London: Britain must accept more Syrian refugees faster in response to a humanitarian crisis of people fleeing conflict, a group of over 300 lawyers demanded in a statement released Monday.
The group, which includes a former president of Britain’s supreme court and other prominent figures, called for the suspension of a system whereby asylum seekers claim asylum in the first EU country to which they arrive.
“We consider that the UK Government’s offer to resettle 20,000 of the most vulnerable Syrian refugees from camps in the Middle East, spread over five years, is too low, too slow and too narrow,” the statement read.
Stephen Sedley, a signatory of the petition and a former appeal court judge, said that “stable and prosperous” Britain could do far more.
“As the statement explains, it is within the UK’s power to curtail the lethal boat traffic by enabling refugees from countries such as Syria and Iraq to travel here lawfully in order to apply for asylum,” Sedley said.
“Since refuge from persecution and war is a universal human right, this means recognising that our Government’s present offer to take no more than 20,000 Syrian refugees over five years is wholly inadequate.”
Over four million Syrians have been forced to flee their war-torn country since a brutal conflict broke out in 2011, with millions more internally displaced.
Charity Oxfam has accused a range of countries including Britain, France and Russia of failing to do their fair share for Syrians.
In response to the lawyers’ criticism, Britain’s newly-appointed minister for Syrian refugees Richard Harrington said taking more refugees would take “careful and meticulous” planning.
“We are working closely with UNHCR to identify and resettle those in the regions who are the most vulnerable,” Harrington said.

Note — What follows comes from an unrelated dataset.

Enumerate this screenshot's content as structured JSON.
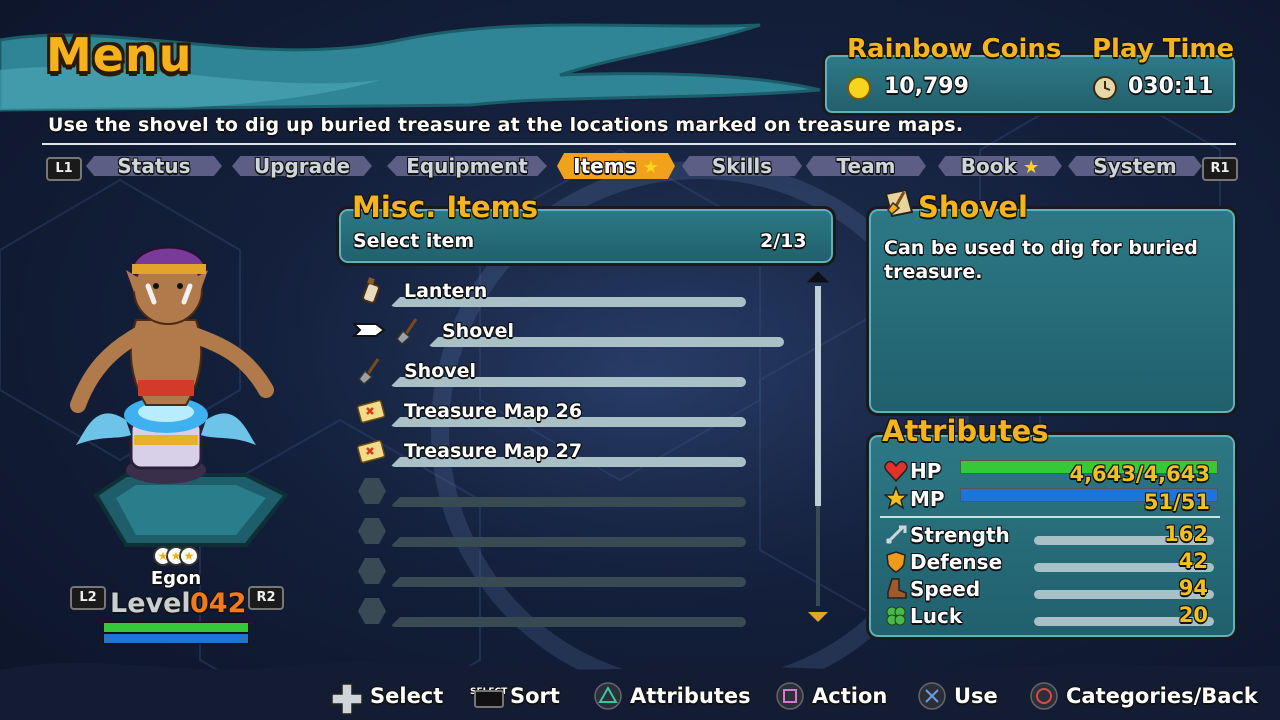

“This also deters people from attempting these perilous journeys which have already led to so many tragic deaths.”